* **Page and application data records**

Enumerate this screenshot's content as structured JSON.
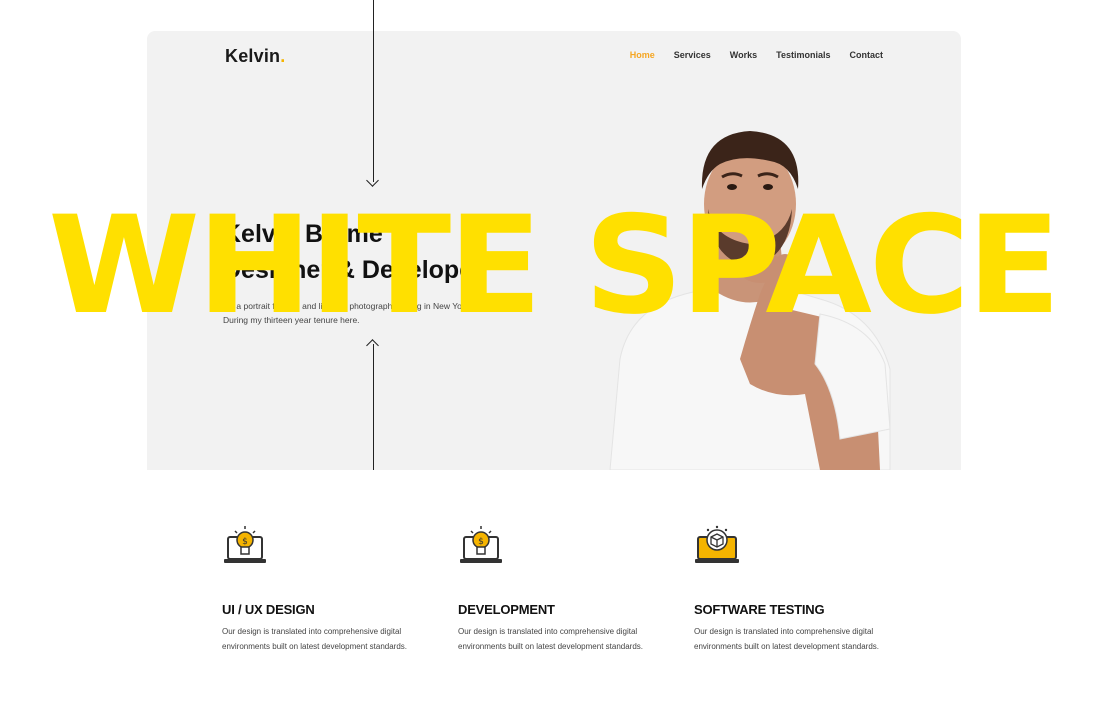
{
  "header": {
    "logo_text": "Kelvin",
    "logo_dot": ".",
    "nav": [
      {
        "label": "Home",
        "active": true
      },
      {
        "label": "Services",
        "active": false
      },
      {
        "label": "Works",
        "active": false
      },
      {
        "label": "Testimonials",
        "active": false
      },
      {
        "label": "Contact",
        "active": false
      }
    ]
  },
  "hero": {
    "title_line1": "Kelvin Brame",
    "title_line2": "Designer & Developer",
    "description_line1": "I'm a portrait fashion and lifestyle photographer living in New York City.",
    "description_line2": "During my thirteen year tenure here."
  },
  "overlay": {
    "text": "WHITE SPACE",
    "color": "#ffe000"
  },
  "services": [
    {
      "icon": "bulb-laptop-icon",
      "title": "UI / UX DESIGN",
      "description": "Our design is translated into comprehensive digital environments built on latest development standards."
    },
    {
      "icon": "bulb-laptop-icon",
      "title": "DEVELOPMENT",
      "description": "Our design is translated into comprehensive digital environments built on latest development standards."
    },
    {
      "icon": "cube-laptop-icon",
      "title": "SOFTWARE TESTING",
      "description": "Our design is translated into comprehensive digital environments built on latest development standards."
    }
  ],
  "colors": {
    "accent": "#f5a623",
    "hero_bg": "#f2f2f2"
  }
}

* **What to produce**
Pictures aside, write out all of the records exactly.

* **Reply**
Enumerate this screenshot's content as structured JSON.
{
  "header": {
    "logo_text": "Kelvin",
    "logo_dot": ".",
    "nav": [
      {
        "label": "Home",
        "active": true
      },
      {
        "label": "Services",
        "active": false
      },
      {
        "label": "Works",
        "active": false
      },
      {
        "label": "Testimonials",
        "active": false
      },
      {
        "label": "Contact",
        "active": false
      }
    ]
  },
  "hero": {
    "title_line1": "Kelvin Brame",
    "title_line2": "Designer & Developer",
    "description_line1": "I'm a portrait fashion and lifestyle photographer living in New York City.",
    "description_line2": "During my thirteen year tenure here."
  },
  "overlay": {
    "text": "WHITE SPACE",
    "color": "#ffe000"
  },
  "services": [
    {
      "icon": "bulb-laptop-icon",
      "title": "UI / UX DESIGN",
      "description": "Our design is translated into comprehensive digital environments built on latest development standards."
    },
    {
      "icon": "bulb-laptop-icon",
      "title": "DEVELOPMENT",
      "description": "Our design is translated into comprehensive digital environments built on latest development standards."
    },
    {
      "icon": "cube-laptop-icon",
      "title": "SOFTWARE TESTING",
      "description": "Our design is translated into comprehensive digital environments built on latest development standards."
    }
  ],
  "colors": {
    "accent": "#f5a623",
    "hero_bg": "#f2f2f2"
  }
}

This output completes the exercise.